Why Country Stars and Rap Stars Aren't As Different As You Might Think
The concept isn’t totally new but with newer country-rap pairings like the unfortunate “Accidental Racist” collaboration between Brad Paisley and LL Cool J and old not-so-favorites like “Over and Over Again” by Tim McGraw and Nelly seem to remind us why the two are so easy to pair: they happen to share a lot of similarities in artist characteristics, topic nature and expression, and rabid popularity among a polarizing fan base.
Both country and rap tend to represent a marginalized part of society, often representing a less-than-favorable socioeconomic class. Southern “rednecks” and “gangstas” from a city base that grew from the poorest boroughs of New York City and the meanest areas outside Los Angeles to now rappers from Atlanta, Detroit, Chicago, Toronto, and Seattle identify with the musical origins of music stars in these genres just starting out.

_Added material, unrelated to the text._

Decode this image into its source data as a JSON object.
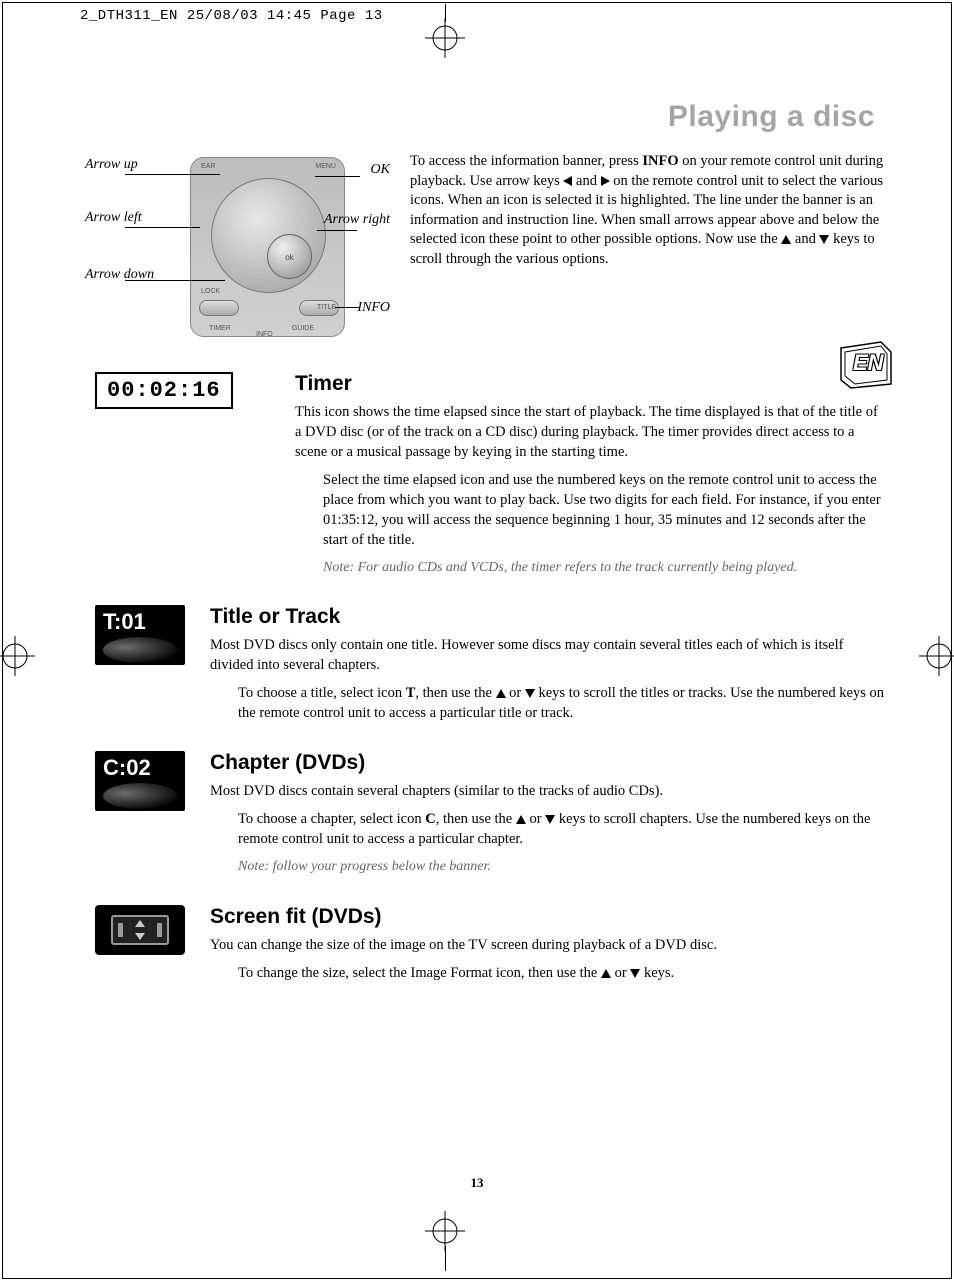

And as their stars begin to rise, rags to riches stories unfold in their lives and the art follows that progression. In many ways, both follow the American dream by utilizing a genre of music that allows them to succeed and thrive despite the social, racial and economic boundaries that can bar many from success.
The theme: poor backgrounds to rich new lives
The comparison: Jay-Z and Kanye West’s “Made in America” and Alabama’s “High Cotton”
These two genres tend to have some of the easiest music video themes because the lyrics in the songs tend to weave vivid pictures of emotional portrayals of trials and tribulations. Although the cultures may seem — and sometimes in fact are — at odds, in many respects the way that they have been misunderstood by those not in the culture has created the strand of music that runs between country artists from Keith Urban to and rap stars like Macklemore or Big Sean and on back to Doug E. Fresh and Run DMC.
The theme: crime
The comparison: Common’s “Testify” and Johnny Cash’s “Cocaine Blues”
The struggles of fame
Just like those that become successful, both country stars and rap sensations feel the pressures of fame and success, and often use music to express the frustrations that come from that. Snoop, back when he was more of a canine and less of a feline, said it best: “Everybody’s got they cups but they ain’t chipped in.”
The theme: fame and exploitation of it
The comparison: B.o.B. “Ray Bands” and Brad Paisley’s “Celebrity”
Both cultures that spring a large amount of stars in both arenas tend to invest heavily in faith as well and can express this in their music, even without being labeled a Christian act or a Muslim rapper. And in many ways they can bring this message to the mainstream in a way that some Christian acts cannot. I mean, no one had heard of Katy Perry when she was a blonde with a guitar following her parents wishes and using her music to express her faith but people have definitely heard Rascal Flatts’ “Bless The Broken Road.”
The theme: religion
The comparison: Kanye West’s “Jesus Walks” and Carrie Underwood “Jesus Take the Wheel”
It would be neglectful to think that either one of these genres doesn’t also relish and at times glorify the opposite sex in a way that can be at times subtle and loving and at other times just downright dirty. People have had milkshakes bring all the boys to the yard and had tractors help seduce the opposite sex and remind them of their charms. At the end of the day, musicians aren’t immune to a good looking lady or gentlemen — or four or five of them.
The theme: getting down
The comparison: Salt-N-Pepa “Shoop” and Jason Aldean “Take A Little Ride”